*EXERCISE INSTRUCTIONS*: Restate each record word for word, from the first to the last.
++++ SOURCE INFORMATION
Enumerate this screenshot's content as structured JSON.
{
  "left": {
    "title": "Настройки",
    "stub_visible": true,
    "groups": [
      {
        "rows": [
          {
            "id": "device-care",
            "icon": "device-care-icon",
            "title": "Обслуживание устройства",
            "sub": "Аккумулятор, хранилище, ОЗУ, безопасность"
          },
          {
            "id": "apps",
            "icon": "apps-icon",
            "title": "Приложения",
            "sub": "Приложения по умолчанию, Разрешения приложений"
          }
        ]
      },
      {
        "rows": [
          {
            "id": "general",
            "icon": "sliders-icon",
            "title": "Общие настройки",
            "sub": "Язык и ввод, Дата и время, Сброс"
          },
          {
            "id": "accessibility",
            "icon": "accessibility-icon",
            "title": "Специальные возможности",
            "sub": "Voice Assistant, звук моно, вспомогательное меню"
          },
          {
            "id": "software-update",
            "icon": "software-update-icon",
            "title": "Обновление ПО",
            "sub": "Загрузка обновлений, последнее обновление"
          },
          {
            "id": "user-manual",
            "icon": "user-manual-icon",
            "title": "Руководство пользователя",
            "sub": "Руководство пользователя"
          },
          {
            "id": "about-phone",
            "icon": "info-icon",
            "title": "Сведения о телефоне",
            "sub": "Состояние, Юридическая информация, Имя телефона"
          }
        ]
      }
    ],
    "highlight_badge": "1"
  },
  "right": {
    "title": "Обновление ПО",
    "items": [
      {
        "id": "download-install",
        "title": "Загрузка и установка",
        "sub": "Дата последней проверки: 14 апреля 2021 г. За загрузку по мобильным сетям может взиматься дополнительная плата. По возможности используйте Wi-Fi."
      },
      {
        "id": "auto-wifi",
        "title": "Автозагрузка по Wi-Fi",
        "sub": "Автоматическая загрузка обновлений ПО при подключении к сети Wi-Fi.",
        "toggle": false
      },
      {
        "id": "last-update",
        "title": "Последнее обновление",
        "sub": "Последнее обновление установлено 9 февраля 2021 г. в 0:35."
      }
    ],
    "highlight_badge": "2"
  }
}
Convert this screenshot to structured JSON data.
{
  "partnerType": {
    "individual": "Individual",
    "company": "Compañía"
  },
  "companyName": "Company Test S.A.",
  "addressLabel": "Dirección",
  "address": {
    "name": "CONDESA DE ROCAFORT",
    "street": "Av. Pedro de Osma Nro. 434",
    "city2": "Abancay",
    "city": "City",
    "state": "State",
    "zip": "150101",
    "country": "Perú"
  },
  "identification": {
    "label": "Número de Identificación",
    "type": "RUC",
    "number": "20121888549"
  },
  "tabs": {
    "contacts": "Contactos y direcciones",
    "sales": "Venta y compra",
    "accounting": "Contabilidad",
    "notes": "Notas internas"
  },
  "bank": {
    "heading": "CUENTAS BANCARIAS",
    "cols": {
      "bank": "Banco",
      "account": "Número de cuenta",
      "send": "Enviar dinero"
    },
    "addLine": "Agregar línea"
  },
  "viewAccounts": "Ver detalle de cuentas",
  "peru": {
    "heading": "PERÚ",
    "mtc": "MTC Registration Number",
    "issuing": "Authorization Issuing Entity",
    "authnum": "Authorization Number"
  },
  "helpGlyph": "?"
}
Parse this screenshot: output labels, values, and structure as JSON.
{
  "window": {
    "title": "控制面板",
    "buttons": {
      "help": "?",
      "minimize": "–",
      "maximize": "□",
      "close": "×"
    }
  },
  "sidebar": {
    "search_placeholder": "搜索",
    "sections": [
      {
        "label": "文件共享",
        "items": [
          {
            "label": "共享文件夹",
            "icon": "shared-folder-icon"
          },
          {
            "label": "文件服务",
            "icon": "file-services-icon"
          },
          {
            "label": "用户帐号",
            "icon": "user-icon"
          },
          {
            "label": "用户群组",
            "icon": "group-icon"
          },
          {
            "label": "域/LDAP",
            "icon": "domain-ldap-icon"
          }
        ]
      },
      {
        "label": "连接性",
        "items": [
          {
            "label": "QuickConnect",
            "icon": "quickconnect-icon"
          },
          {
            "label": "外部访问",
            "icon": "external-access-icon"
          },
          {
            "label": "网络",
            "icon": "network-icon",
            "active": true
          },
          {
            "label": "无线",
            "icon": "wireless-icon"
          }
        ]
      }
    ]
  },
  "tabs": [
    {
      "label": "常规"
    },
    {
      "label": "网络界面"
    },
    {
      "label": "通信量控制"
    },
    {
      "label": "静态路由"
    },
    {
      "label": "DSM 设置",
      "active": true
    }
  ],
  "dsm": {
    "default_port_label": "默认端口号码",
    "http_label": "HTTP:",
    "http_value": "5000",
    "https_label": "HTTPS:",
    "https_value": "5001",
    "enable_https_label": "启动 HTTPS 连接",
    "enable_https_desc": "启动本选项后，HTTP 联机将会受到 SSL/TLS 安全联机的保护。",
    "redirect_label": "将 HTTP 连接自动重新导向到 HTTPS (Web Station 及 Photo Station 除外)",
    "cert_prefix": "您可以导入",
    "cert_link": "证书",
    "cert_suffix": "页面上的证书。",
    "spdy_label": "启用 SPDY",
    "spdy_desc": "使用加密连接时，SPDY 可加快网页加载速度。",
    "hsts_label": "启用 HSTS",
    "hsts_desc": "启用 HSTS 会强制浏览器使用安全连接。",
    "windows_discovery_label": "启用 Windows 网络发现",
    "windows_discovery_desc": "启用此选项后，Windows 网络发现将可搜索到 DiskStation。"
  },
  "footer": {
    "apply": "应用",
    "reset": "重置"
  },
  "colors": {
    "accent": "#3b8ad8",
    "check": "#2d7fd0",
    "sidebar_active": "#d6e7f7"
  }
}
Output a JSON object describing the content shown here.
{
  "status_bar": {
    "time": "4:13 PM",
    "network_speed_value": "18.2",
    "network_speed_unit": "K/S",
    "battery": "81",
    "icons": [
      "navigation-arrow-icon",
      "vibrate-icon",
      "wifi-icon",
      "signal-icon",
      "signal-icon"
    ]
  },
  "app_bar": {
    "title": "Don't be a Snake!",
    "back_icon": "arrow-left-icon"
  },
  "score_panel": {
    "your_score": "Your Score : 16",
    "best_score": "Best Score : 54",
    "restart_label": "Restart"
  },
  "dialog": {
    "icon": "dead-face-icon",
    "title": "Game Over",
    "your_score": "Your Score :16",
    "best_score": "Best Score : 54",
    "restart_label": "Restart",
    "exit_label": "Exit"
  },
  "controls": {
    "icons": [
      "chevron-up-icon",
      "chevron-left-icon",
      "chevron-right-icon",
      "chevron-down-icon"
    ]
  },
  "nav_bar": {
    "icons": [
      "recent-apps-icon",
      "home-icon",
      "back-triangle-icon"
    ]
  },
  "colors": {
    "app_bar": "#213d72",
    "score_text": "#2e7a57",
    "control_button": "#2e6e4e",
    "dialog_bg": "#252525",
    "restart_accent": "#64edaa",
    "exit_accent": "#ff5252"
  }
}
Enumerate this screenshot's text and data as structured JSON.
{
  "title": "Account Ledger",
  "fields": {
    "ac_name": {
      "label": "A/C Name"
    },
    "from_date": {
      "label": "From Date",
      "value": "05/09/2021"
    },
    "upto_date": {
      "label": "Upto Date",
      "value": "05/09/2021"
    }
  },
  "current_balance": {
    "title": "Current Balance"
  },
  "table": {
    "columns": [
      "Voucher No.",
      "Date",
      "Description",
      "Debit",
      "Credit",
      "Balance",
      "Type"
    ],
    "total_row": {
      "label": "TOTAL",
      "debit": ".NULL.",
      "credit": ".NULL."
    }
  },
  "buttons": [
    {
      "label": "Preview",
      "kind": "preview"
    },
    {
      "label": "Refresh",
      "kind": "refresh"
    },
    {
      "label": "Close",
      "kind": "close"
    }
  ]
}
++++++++
*EXERCISE RESULT*:
Enumerate this screenshot's content as structured JSON.
{
  "left": {
    "title": "Настройки",
    "stub_visible": true,
    "groups": [
      {
        "rows": [
          {
            "id": "device-care",
            "icon": "device-care-icon",
            "title": "Обслуживание устройства",
            "sub": "Аккумулятор, хранилище, ОЗУ, безопасность"
          },
          {
            "id": "apps",
            "icon": "apps-icon",
            "title": "Приложения",
            "sub": "Приложения по умолчанию, Разрешения приложений"
          }
        ]
      },
      {
        "rows": [
          {
            "id": "general",
            "icon": "sliders-icon",
            "title": "Общие настройки",
            "sub": "Язык и ввод, Дата и время, Сброс"
          },
          {
            "id": "accessibility",
            "icon": "accessibility-icon",
            "title": "Специальные возможности",
            "sub": "Voice Assistant, звук моно, вспомогательное меню"
          },
          {
            "id": "software-update",
            "icon": "software-update-icon",
            "title": "Обновление ПО",
            "sub": "Загрузка обновлений, последнее обновление"
          },
          {
            "id": "user-manual",
            "icon": "user-manual-icon",
            "title": "Руководство пользователя",
            "sub": "Руководство пользователя"
          },
          {
            "id": "about-phone",
            "icon": "info-icon",
            "title": "Сведения о телефоне",
            "sub": "Состояние, Юридическая информация, Имя телефона"
          }
        ]
      }
    ],
    "highlight_badge": "1"
  },
  "right": {
    "title": "Обновление ПО",
    "items": [
      {
        "id": "download-install",
        "title": "Загрузка и установка",
        "sub": "Дата последней проверки: 14 апреля 2021 г. За загрузку по мобильным сетям может взиматься дополнительная плата. По возможности используйте Wi-Fi."
      },
      {
        "id": "auto-wifi",
        "title": "Автозагрузка по Wi-Fi",
        "sub": "Автоматическая загрузка обновлений ПО при подключении к сети Wi-Fi.",
        "toggle": false
      },
      {
        "id": "last-update",
        "title": "Последнее обновление",
        "sub": "Последнее обновление установлено 9 февраля 2021 г. в 0:35."
      }
    ],
    "highlight_badge": "2"
  }
}
Convert this screenshot to structured JSON data.
{
  "partnerType": {
    "individual": "Individual",
    "company": "Compañía"
  },
  "companyName": "Company Test S.A.",
  "addressLabel": "Dirección",
  "address": {
    "name": "CONDESA DE ROCAFORT",
    "street": "Av. Pedro de Osma Nro. 434",
    "city2": "Abancay",
    "city": "City",
    "state": "State",
    "zip": "150101",
    "country": "Perú"
  },
  "identification": {
    "label": "Número de Identificación",
    "type": "RUC",
    "number": "20121888549"
  },
  "tabs": {
    "contacts": "Contactos y direcciones",
    "sales": "Venta y compra",
    "accounting": "Contabilidad",
    "notes": "Notas internas"
  },
  "bank": {
    "heading": "CUENTAS BANCARIAS",
    "cols": {
      "bank": "Banco",
      "account": "Número de cuenta",
      "send": "Enviar dinero"
    },
    "addLine": "Agregar línea"
  },
  "viewAccounts": "Ver detalle de cuentas",
  "peru": {
    "heading": "PERÚ",
    "mtc": "MTC Registration Number",
    "issuing": "Authorization Issuing Entity",
    "authnum": "Authorization Number"
  },
  "helpGlyph": "?"
}
Parse this screenshot: output labels, values, and structure as JSON.
{
  "window": {
    "title": "控制面板",
    "buttons": {
      "help": "?",
      "minimize": "–",
      "maximize": "□",
      "close": "×"
    }
  },
  "sidebar": {
    "search_placeholder": "搜索",
    "sections": [
      {
        "label": "文件共享",
        "items": [
          {
            "label": "共享文件夹",
            "icon": "shared-folder-icon"
          },
          {
            "label": "文件服务",
            "icon": "file-services-icon"
          },
          {
            "label": "用户帐号",
            "icon": "user-icon"
          },
          {
            "label": "用户群组",
            "icon": "group-icon"
          },
          {
            "label": "域/LDAP",
            "icon": "domain-ldap-icon"
          }
        ]
      },
      {
        "label": "连接性",
        "items": [
          {
            "label": "QuickConnect",
            "icon": "quickconnect-icon"
          },
          {
            "label": "外部访问",
            "icon": "external-access-icon"
          },
          {
            "label": "网络",
            "icon": "network-icon",
            "active": true
          },
          {
            "label": "无线",
            "icon": "wireless-icon"
          }
        ]
      }
    ]
  },
  "tabs": [
    {
      "label": "常规"
    },
    {
      "label": "网络界面"
    },
    {
      "label": "通信量控制"
    },
    {
      "label": "静态路由"
    },
    {
      "label": "DSM 设置",
      "active": true
    }
  ],
  "dsm": {
    "default_port_label": "默认端口号码",
    "http_label": "HTTP:",
    "http_value": "5000",
    "https_label": "HTTPS:",
    "https_value": "5001",
    "enable_https_label": "启动 HTTPS 连接",
    "enable_https_desc": "启动本选项后，HTTP 联机将会受到 SSL/TLS 安全联机的保护。",
    "redirect_label": "将 HTTP 连接自动重新导向到 HTTPS (Web Station 及 Photo Station 除外)",
    "cert_prefix": "您可以导入",
    "cert_link": "证书",
    "cert_suffix": "页面上的证书。",
    "spdy_label": "启用 SPDY",
    "spdy_desc": "使用加密连接时，SPDY 可加快网页加载速度。",
    "hsts_label": "启用 HSTS",
    "hsts_desc": "启用 HSTS 会强制浏览器使用安全连接。",
    "windows_discovery_label": "启用 Windows 网络发现",
    "windows_discovery_desc": "启用此选项后，Windows 网络发现将可搜索到 DiskStation。"
  },
  "footer": {
    "apply": "应用",
    "reset": "重置"
  },
  "colors": {
    "accent": "#3b8ad8",
    "check": "#2d7fd0",
    "sidebar_active": "#d6e7f7"
  }
}
Output a JSON object describing the content shown here.
{
  "status_bar": {
    "time": "4:13 PM",
    "network_speed_value": "18.2",
    "network_speed_unit": "K/S",
    "battery": "81",
    "icons": [
      "navigation-arrow-icon",
      "vibrate-icon",
      "wifi-icon",
      "signal-icon",
      "signal-icon"
    ]
  },
  "app_bar": {
    "title": "Don't be a Snake!",
    "back_icon": "arrow-left-icon"
  },
  "score_panel": {
    "your_score": "Your Score : 16",
    "best_score": "Best Score : 54",
    "restart_label": "Restart"
  },
  "dialog": {
    "icon": "dead-face-icon",
    "title": "Game Over",
    "your_score": "Your Score :16",
    "best_score": "Best Score : 54",
    "restart_label": "Restart",
    "exit_label": "Exit"
  },
  "controls": {
    "icons": [
      "chevron-up-icon",
      "chevron-left-icon",
      "chevron-right-icon",
      "chevron-down-icon"
    ]
  },
  "nav_bar": {
    "icons": [
      "recent-apps-icon",
      "home-icon",
      "back-triangle-icon"
    ]
  },
  "colors": {
    "app_bar": "#213d72",
    "score_text": "#2e7a57",
    "control_button": "#2e6e4e",
    "dialog_bg": "#252525",
    "restart_accent": "#64edaa",
    "exit_accent": "#ff5252"
  }
}
Enumerate this screenshot's text and data as structured JSON.
{
  "title": "Account Ledger",
  "fields": {
    "ac_name": {
      "label": "A/C Name"
    },
    "from_date": {
      "label": "From Date",
      "value": "05/09/2021"
    },
    "upto_date": {
      "label": "Upto Date",
      "value": "05/09/2021"
    }
  },
  "current_balance": {
    "title": "Current Balance"
  },
  "table": {
    "columns": [
      "Voucher No.",
      "Date",
      "Description",
      "Debit",
      "Credit",
      "Balance",
      "Type"
    ],
    "total_row": {
      "label": "TOTAL",
      "debit": ".NULL.",
      "credit": ".NULL."
    }
  },
  "buttons": [
    {
      "label": "Preview",
      "kind": "preview"
    },
    {
      "label": "Refresh",
      "kind": "refresh"
    },
    {
      "label": "Close",
      "kind": "close"
    }
  ]
}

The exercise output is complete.